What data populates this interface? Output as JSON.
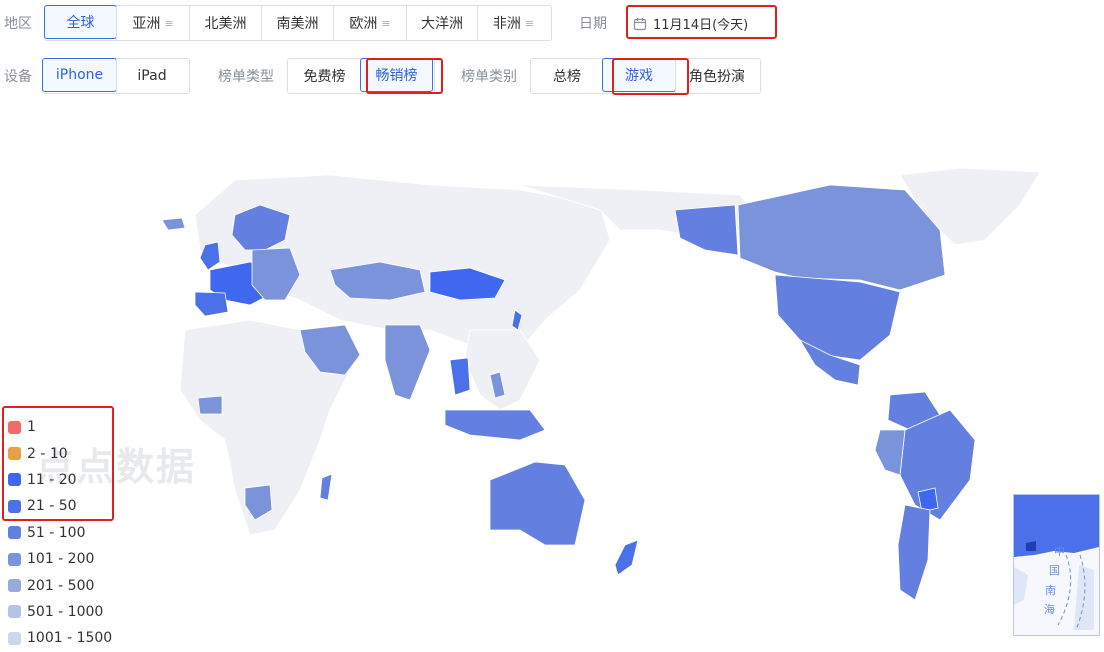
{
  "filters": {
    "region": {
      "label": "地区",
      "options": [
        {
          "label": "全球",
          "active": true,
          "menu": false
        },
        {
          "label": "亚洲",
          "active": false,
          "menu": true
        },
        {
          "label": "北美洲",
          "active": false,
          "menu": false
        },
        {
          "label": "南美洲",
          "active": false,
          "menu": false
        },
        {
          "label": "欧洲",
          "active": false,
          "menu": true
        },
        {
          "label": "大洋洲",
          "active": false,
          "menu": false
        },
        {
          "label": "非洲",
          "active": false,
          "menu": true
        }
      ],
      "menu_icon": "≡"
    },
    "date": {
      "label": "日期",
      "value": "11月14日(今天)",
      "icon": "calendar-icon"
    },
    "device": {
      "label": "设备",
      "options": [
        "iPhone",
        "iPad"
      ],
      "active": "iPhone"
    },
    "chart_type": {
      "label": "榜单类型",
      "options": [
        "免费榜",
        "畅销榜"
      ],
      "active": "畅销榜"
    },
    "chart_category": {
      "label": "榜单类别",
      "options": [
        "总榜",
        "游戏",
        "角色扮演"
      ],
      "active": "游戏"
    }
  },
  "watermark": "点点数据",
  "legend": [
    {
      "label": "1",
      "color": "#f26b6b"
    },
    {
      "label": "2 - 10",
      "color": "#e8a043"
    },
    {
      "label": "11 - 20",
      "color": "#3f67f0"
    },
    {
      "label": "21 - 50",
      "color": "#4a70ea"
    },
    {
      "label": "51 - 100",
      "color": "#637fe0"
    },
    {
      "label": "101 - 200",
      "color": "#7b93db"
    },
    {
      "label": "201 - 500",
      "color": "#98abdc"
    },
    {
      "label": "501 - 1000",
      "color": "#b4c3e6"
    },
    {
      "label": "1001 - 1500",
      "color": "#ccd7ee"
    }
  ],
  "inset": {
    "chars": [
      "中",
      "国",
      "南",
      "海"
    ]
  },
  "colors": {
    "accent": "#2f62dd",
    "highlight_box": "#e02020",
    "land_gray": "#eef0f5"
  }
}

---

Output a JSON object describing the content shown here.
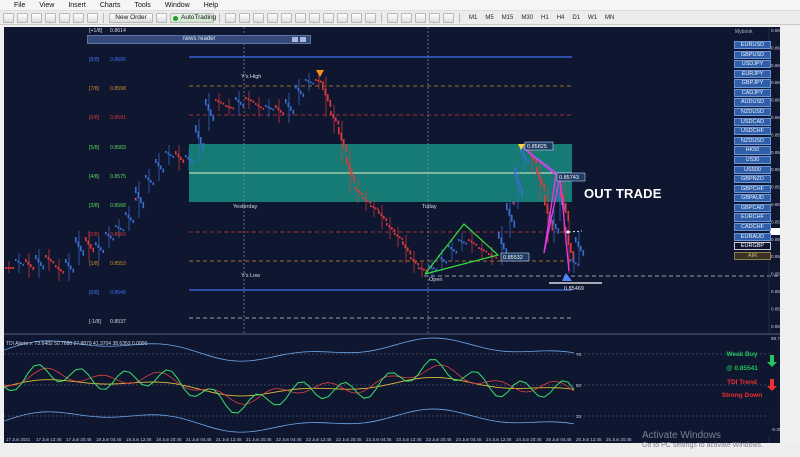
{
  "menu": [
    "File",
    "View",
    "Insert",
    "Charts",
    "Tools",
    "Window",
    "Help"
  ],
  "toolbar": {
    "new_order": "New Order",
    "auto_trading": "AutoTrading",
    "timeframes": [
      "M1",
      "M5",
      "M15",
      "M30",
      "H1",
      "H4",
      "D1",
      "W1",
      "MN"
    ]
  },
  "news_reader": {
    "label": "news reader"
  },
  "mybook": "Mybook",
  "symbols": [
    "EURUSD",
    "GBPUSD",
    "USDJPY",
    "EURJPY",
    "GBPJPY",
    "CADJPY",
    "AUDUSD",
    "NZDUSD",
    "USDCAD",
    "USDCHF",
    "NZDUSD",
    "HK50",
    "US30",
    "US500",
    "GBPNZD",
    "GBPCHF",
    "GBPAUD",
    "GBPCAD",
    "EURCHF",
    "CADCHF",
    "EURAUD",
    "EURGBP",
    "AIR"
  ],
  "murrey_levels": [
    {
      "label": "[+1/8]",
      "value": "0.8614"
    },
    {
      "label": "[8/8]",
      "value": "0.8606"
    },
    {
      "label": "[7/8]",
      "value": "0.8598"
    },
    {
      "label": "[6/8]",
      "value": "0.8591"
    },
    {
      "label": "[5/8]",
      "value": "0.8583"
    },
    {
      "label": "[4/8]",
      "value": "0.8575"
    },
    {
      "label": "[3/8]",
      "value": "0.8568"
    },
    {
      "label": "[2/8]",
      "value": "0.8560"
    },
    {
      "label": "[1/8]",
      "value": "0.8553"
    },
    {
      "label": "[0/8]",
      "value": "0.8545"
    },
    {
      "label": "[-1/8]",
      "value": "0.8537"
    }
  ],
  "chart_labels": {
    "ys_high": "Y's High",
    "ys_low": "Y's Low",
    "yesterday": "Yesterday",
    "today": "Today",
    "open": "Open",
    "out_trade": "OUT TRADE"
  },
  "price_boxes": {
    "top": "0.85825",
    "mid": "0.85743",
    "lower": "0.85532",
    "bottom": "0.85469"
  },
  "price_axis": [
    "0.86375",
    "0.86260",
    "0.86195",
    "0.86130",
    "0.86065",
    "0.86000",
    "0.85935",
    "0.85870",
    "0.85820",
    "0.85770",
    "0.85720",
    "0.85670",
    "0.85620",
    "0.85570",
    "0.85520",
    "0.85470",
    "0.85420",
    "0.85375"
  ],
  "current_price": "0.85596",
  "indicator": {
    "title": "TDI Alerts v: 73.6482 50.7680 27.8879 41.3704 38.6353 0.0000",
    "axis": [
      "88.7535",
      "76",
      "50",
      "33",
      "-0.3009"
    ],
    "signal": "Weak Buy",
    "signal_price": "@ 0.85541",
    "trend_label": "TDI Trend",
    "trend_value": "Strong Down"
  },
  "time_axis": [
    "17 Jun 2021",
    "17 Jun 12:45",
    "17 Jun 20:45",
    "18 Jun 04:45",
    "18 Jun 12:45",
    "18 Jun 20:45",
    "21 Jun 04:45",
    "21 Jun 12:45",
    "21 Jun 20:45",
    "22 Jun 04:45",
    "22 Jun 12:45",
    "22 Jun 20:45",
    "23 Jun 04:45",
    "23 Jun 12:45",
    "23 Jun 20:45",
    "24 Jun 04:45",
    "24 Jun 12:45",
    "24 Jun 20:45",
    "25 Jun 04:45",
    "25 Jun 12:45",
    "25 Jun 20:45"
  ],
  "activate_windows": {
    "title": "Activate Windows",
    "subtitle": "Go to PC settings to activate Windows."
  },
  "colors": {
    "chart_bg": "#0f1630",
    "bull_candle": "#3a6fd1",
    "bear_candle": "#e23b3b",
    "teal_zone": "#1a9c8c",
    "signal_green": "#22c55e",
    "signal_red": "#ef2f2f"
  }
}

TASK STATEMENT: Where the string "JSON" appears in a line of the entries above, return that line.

SOLUTION:
What data populates this interface? Output as JSON.
Output a JSON object describing the content shown here.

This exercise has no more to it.